◆ TASK OBJECTIVE
Nothing in the data may be altered; restate all of it exactly.

◆ GIVEN ENTRIES
-----

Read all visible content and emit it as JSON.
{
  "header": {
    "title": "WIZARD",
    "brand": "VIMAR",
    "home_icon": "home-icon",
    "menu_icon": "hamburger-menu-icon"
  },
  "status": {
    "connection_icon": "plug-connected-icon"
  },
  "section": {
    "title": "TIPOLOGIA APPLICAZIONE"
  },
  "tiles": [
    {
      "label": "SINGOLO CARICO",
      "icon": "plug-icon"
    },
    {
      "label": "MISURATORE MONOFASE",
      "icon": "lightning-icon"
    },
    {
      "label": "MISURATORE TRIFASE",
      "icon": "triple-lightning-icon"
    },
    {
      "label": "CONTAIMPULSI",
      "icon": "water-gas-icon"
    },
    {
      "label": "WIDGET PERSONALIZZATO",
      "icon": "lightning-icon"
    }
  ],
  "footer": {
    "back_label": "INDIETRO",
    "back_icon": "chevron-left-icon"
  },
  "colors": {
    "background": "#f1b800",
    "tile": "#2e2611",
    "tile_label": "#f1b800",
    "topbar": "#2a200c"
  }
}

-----

◆ WRITTEN REPLY
Read all visible content and emit it as JSON.
{
  "header": {
    "title": "WIZARD",
    "brand": "VIMAR",
    "home_icon": "home-icon",
    "menu_icon": "hamburger-menu-icon"
  },
  "status": {
    "connection_icon": "plug-connected-icon"
  },
  "section": {
    "title": "TIPOLOGIA APPLICAZIONE"
  },
  "tiles": [
    {
      "label": "SINGOLO CARICO",
      "icon": "plug-icon"
    },
    {
      "label": "MISURATORE MONOFASE",
      "icon": "lightning-icon"
    },
    {
      "label": "MISURATORE TRIFASE",
      "icon": "triple-lightning-icon"
    },
    {
      "label": "CONTAIMPULSI",
      "icon": "water-gas-icon"
    },
    {
      "label": "WIDGET PERSONALIZZATO",
      "icon": "lightning-icon"
    }
  ],
  "footer": {
    "back_label": "INDIETRO",
    "back_icon": "chevron-left-icon"
  },
  "colors": {
    "background": "#f1b800",
    "tile": "#2e2611",
    "tile_label": "#f1b800",
    "topbar": "#2a200c"
  }
}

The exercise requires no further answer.